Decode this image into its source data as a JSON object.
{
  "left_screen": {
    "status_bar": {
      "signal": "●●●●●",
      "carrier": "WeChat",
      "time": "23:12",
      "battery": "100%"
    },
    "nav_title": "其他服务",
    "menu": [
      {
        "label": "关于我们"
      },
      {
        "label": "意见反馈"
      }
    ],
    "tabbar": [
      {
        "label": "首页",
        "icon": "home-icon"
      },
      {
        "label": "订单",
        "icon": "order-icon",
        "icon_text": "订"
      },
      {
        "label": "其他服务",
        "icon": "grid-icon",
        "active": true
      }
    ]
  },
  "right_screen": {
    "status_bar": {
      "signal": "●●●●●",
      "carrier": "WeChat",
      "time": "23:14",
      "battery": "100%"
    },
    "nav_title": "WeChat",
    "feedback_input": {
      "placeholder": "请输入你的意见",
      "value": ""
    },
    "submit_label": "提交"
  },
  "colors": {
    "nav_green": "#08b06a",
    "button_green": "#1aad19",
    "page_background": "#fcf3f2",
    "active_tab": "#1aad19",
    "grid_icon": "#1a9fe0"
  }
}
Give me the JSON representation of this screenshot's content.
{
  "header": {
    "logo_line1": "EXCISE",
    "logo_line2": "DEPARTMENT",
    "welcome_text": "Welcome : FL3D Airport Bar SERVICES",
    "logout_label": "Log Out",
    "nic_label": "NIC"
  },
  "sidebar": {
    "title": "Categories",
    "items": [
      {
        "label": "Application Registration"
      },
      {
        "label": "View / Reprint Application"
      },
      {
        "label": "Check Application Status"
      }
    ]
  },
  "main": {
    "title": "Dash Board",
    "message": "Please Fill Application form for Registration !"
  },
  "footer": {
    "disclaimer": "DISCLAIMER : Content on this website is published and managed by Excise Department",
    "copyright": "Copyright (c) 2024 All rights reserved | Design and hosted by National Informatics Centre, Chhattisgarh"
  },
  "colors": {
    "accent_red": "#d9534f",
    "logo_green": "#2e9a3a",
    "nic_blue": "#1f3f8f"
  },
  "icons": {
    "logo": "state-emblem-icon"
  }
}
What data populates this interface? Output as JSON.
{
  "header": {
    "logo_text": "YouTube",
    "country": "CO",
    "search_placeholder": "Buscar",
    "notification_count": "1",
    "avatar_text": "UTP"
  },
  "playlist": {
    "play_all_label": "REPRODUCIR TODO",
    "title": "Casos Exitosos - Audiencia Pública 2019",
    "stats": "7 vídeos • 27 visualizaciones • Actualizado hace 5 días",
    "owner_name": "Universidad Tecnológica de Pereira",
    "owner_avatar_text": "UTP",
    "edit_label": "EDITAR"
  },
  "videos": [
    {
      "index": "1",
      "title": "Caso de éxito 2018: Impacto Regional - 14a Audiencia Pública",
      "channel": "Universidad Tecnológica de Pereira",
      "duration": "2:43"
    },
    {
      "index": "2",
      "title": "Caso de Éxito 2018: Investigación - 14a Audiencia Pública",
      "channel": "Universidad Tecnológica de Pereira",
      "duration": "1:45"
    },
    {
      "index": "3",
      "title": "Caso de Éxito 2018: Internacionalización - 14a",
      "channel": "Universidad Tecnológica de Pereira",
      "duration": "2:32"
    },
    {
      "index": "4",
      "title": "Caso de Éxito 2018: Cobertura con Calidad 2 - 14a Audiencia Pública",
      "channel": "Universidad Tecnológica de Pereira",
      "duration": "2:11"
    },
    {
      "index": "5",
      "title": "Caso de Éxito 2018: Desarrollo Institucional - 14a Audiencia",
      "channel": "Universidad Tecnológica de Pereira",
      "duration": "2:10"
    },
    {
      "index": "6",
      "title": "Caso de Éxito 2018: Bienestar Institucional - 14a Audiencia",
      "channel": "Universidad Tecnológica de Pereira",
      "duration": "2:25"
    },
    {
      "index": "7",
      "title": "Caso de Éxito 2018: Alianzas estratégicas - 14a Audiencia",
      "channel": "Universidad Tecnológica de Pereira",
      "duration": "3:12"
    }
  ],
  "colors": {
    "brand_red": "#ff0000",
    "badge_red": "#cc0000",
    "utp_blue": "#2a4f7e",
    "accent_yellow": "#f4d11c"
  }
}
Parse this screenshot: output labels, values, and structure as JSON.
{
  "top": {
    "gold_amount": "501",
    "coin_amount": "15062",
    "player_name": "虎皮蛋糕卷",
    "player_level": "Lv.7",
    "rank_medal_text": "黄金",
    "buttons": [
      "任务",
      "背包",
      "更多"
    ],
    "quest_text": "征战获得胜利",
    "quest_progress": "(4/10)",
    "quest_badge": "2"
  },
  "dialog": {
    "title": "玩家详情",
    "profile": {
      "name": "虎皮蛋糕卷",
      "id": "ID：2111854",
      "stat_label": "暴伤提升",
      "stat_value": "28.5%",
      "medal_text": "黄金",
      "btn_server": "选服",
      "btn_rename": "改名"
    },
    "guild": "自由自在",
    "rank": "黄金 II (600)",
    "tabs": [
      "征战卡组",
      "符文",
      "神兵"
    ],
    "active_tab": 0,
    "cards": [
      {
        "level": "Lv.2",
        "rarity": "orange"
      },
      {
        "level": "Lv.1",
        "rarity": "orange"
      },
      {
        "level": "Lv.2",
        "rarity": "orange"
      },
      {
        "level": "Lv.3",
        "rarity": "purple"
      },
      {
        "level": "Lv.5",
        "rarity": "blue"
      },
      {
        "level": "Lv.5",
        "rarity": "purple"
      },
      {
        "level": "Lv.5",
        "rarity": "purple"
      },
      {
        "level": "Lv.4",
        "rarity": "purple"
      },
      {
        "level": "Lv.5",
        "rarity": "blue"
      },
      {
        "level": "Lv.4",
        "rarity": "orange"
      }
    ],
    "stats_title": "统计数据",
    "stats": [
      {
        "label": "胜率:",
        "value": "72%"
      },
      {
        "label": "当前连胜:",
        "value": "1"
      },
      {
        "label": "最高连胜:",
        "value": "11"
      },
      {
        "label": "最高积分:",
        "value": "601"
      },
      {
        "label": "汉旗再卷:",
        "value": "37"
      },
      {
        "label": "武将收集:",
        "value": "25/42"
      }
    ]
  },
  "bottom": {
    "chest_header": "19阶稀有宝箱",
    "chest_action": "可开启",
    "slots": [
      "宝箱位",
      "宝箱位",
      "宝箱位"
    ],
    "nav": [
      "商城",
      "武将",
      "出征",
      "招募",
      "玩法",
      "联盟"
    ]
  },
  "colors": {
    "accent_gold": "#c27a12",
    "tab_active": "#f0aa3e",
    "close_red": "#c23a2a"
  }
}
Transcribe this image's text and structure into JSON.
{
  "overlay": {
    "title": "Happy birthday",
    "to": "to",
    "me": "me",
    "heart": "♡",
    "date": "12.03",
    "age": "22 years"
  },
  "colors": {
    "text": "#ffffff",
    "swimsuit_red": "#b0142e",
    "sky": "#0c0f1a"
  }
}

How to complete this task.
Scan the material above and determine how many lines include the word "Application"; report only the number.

Result for this exercise.
4